• _WHAT THE TASK ASKS_:
The listing below must be reproduced in full, exactly as written.
### DATA RECORDS ###
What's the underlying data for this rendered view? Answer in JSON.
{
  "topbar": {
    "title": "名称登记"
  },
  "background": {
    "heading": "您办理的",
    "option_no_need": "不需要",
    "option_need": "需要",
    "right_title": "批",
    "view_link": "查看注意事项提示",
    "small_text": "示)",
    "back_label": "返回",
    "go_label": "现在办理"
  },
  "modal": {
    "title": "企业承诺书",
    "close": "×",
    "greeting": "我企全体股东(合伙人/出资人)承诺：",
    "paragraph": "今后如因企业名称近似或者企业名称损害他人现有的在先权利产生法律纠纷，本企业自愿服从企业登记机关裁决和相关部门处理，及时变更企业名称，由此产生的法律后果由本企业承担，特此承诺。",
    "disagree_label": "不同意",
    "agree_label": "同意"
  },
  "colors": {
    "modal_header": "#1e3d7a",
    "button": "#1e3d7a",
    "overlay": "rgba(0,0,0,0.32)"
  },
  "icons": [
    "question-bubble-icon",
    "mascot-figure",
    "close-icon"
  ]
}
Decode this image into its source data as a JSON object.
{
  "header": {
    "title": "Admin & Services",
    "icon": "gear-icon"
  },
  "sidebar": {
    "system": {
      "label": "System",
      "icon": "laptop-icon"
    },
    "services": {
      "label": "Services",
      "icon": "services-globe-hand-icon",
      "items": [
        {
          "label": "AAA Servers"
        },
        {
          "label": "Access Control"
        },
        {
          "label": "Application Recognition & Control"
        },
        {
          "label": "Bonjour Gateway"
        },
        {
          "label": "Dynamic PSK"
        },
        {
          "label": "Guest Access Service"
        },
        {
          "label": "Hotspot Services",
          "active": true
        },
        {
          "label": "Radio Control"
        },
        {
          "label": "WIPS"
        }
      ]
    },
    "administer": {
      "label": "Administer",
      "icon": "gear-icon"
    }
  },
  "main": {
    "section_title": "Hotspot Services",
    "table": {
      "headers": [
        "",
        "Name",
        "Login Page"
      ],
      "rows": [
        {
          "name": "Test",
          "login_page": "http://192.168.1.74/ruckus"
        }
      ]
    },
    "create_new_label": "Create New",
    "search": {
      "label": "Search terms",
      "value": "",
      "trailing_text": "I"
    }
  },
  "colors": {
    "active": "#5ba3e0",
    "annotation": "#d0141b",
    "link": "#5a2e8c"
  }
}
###
• _SOLVED EXERCISE_:
What's the underlying data for this rendered view? Answer in JSON.
{
  "topbar": {
    "title": "名称登记"
  },
  "background": {
    "heading": "您办理的",
    "option_no_need": "不需要",
    "option_need": "需要",
    "right_title": "批",
    "view_link": "查看注意事项提示",
    "small_text": "示)",
    "back_label": "返回",
    "go_label": "现在办理"
  },
  "modal": {
    "title": "企业承诺书",
    "close": "×",
    "greeting": "我企全体股东(合伙人/出资人)承诺：",
    "paragraph": "今后如因企业名称近似或者企业名称损害他人现有的在先权利产生法律纠纷，本企业自愿服从企业登记机关裁决和相关部门处理，及时变更企业名称，由此产生的法律后果由本企业承担，特此承诺。",
    "disagree_label": "不同意",
    "agree_label": "同意"
  },
  "colors": {
    "modal_header": "#1e3d7a",
    "button": "#1e3d7a",
    "overlay": "rgba(0,0,0,0.32)"
  },
  "icons": [
    "question-bubble-icon",
    "mascot-figure",
    "close-icon"
  ]
}
Decode this image into its source data as a JSON object.
{
  "header": {
    "title": "Admin & Services",
    "icon": "gear-icon"
  },
  "sidebar": {
    "system": {
      "label": "System",
      "icon": "laptop-icon"
    },
    "services": {
      "label": "Services",
      "icon": "services-globe-hand-icon",
      "items": [
        {
          "label": "AAA Servers"
        },
        {
          "label": "Access Control"
        },
        {
          "label": "Application Recognition & Control"
        },
        {
          "label": "Bonjour Gateway"
        },
        {
          "label": "Dynamic PSK"
        },
        {
          "label": "Guest Access Service"
        },
        {
          "label": "Hotspot Services",
          "active": true
        },
        {
          "label": "Radio Control"
        },
        {
          "label": "WIPS"
        }
      ]
    },
    "administer": {
      "label": "Administer",
      "icon": "gear-icon"
    }
  },
  "main": {
    "section_title": "Hotspot Services",
    "table": {
      "headers": [
        "",
        "Name",
        "Login Page"
      ],
      "rows": [
        {
          "name": "Test",
          "login_page": "http://192.168.1.74/ruckus"
        }
      ]
    },
    "create_new_label": "Create New",
    "search": {
      "label": "Search terms",
      "value": "",
      "trailing_text": "I"
    }
  },
  "colors": {
    "active": "#5ba3e0",
    "annotation": "#d0141b",
    "link": "#5a2e8c"
  }
}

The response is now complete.